• **Task to complete**
What is the number of lines below that hold "text"? Answer with that number only.

• **Records shown**
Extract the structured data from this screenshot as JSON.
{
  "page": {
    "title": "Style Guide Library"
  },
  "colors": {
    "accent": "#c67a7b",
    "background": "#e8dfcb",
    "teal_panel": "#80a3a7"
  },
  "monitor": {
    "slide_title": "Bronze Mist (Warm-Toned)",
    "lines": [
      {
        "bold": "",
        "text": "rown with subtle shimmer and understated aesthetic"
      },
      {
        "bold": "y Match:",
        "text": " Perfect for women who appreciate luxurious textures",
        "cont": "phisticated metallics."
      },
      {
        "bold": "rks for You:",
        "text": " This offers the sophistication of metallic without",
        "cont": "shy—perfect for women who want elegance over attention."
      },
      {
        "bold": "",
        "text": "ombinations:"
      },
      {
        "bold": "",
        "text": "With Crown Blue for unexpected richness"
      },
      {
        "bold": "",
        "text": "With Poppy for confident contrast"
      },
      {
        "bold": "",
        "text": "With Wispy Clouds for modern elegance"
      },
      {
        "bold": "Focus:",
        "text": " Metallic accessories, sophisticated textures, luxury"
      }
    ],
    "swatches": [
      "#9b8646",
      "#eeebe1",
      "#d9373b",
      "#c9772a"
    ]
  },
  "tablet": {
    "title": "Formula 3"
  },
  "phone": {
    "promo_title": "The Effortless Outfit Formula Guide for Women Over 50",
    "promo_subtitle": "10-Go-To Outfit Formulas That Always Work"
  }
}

• **Result of the exercise**
8